Find every line of the records that has "true" and return it.

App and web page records

□ □ □ □

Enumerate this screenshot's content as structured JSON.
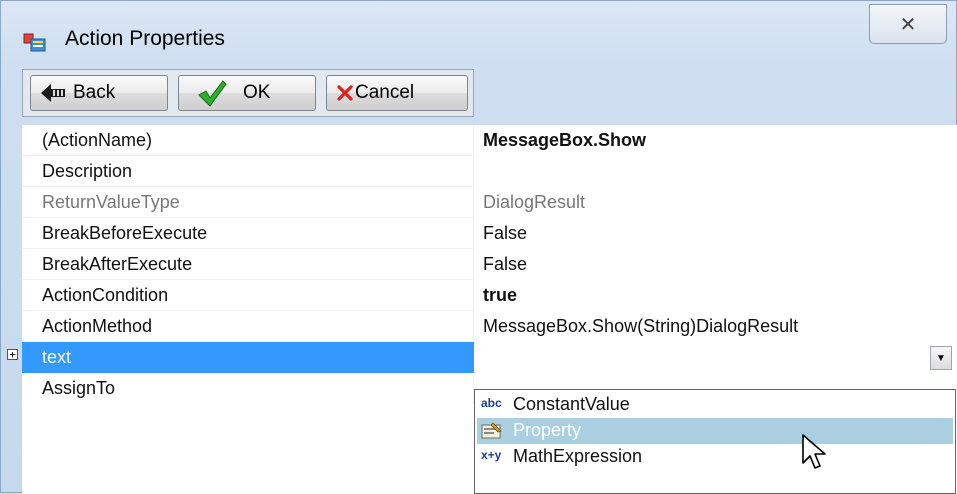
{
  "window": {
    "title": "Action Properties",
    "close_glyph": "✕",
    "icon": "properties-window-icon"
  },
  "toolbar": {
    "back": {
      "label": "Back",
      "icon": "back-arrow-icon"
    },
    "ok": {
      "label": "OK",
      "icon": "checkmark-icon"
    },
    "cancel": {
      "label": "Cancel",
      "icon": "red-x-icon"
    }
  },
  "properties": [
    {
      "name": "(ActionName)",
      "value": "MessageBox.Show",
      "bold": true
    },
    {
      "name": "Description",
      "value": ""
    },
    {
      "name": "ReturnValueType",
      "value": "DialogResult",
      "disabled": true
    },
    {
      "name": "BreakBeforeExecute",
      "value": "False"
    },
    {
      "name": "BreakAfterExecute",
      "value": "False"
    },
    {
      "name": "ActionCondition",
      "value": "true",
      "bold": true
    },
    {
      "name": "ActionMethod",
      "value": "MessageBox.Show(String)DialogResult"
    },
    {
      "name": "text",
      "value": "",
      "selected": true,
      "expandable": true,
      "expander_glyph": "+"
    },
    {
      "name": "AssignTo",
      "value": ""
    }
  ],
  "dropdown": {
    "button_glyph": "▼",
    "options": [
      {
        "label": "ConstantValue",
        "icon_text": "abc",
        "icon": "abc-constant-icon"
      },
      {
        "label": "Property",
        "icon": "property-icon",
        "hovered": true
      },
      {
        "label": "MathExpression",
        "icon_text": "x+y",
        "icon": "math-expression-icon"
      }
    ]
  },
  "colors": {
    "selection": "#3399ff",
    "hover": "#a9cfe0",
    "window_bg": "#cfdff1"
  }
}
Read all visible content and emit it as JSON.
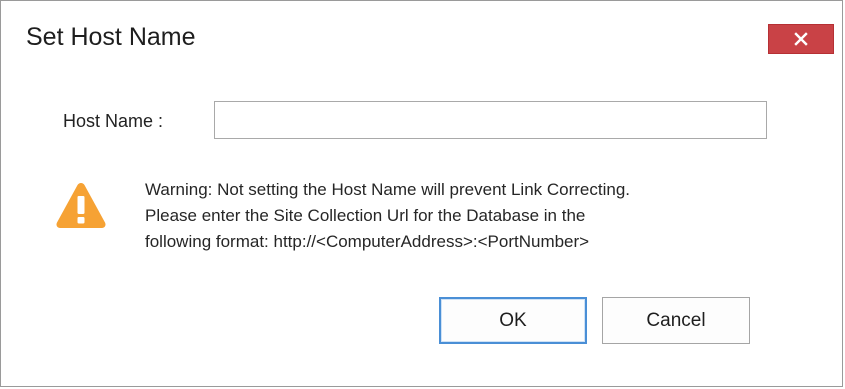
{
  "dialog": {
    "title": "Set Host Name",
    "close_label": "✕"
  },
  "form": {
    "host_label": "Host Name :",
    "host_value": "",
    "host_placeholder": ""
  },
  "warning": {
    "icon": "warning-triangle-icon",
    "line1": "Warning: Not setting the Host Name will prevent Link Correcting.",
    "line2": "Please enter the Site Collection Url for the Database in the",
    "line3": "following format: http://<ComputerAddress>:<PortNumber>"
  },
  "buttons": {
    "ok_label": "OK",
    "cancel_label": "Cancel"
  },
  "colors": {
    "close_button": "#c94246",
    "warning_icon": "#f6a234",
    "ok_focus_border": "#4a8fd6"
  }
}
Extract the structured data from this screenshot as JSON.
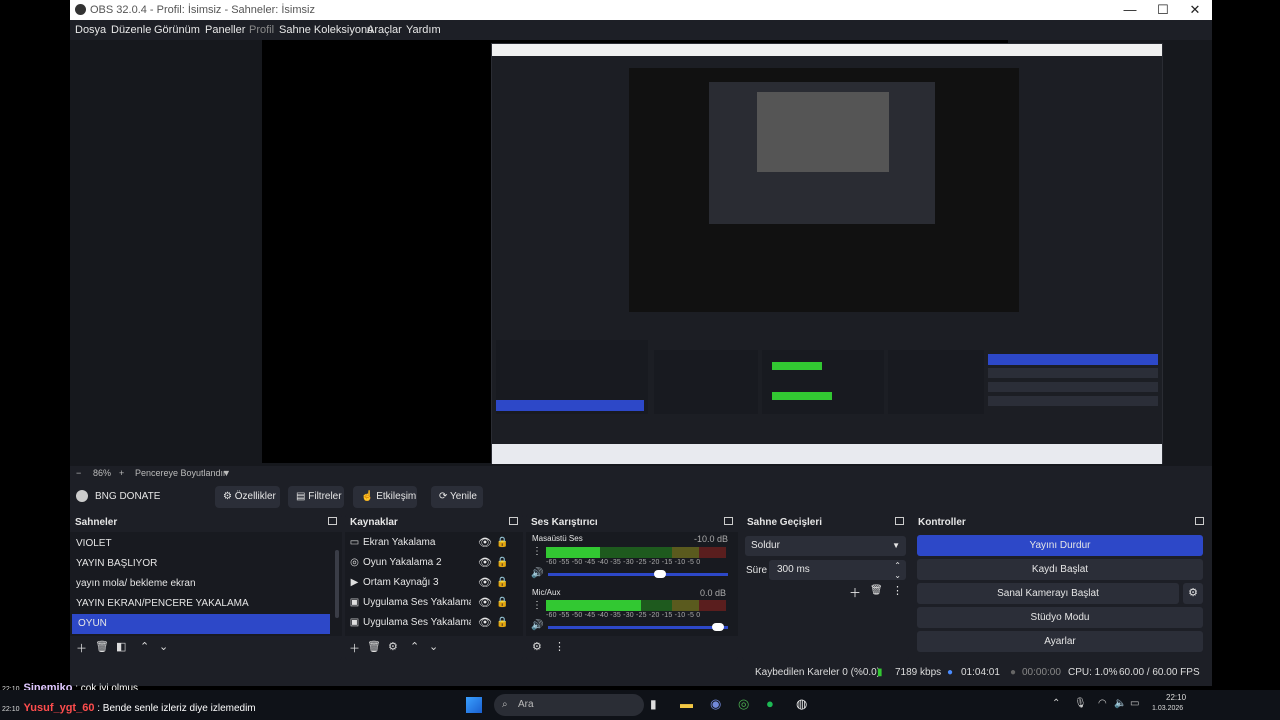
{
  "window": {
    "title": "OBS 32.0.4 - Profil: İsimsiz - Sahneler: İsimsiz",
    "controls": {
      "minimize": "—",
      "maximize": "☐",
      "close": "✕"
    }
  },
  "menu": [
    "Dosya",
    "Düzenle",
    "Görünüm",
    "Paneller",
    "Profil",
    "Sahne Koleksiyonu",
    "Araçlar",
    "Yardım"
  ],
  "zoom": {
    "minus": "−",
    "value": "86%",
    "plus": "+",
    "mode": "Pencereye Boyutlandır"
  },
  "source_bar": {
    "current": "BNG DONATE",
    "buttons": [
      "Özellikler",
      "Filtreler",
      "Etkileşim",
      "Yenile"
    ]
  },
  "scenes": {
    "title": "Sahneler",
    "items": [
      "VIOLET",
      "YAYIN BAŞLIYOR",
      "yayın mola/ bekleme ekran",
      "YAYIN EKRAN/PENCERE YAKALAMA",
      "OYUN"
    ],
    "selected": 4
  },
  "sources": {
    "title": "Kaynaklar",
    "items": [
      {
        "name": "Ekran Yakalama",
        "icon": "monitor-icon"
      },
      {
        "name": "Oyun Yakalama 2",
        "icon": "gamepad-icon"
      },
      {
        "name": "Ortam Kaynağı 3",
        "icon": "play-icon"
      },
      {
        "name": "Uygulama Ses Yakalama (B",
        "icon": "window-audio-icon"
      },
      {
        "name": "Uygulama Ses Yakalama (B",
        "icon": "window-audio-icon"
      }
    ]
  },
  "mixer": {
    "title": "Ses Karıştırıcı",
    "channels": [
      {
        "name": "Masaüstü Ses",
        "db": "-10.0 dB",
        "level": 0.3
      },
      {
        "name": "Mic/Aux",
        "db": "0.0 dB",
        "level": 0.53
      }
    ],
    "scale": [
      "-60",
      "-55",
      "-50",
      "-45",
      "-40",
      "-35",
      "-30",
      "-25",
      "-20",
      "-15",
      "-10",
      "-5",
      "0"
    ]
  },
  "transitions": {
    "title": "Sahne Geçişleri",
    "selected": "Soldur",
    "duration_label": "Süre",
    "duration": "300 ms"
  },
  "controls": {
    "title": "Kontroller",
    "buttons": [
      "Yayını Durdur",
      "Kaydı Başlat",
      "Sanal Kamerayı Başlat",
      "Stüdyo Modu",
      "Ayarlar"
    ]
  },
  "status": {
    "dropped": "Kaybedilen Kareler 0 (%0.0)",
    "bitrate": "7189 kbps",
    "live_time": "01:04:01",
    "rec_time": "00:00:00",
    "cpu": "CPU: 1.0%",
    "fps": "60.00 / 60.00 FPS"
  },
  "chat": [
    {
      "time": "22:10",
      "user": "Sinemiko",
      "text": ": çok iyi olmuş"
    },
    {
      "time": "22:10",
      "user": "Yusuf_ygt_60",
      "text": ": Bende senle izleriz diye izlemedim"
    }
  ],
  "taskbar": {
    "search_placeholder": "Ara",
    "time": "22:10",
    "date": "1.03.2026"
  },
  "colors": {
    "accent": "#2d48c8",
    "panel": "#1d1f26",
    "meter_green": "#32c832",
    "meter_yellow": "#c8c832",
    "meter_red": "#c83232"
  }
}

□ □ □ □

Task solution:
      "bold": true
      "disabled": true
      "value": "true",
      "bold": true
      "selected": true,
      "expandable": true,
        "hovered": true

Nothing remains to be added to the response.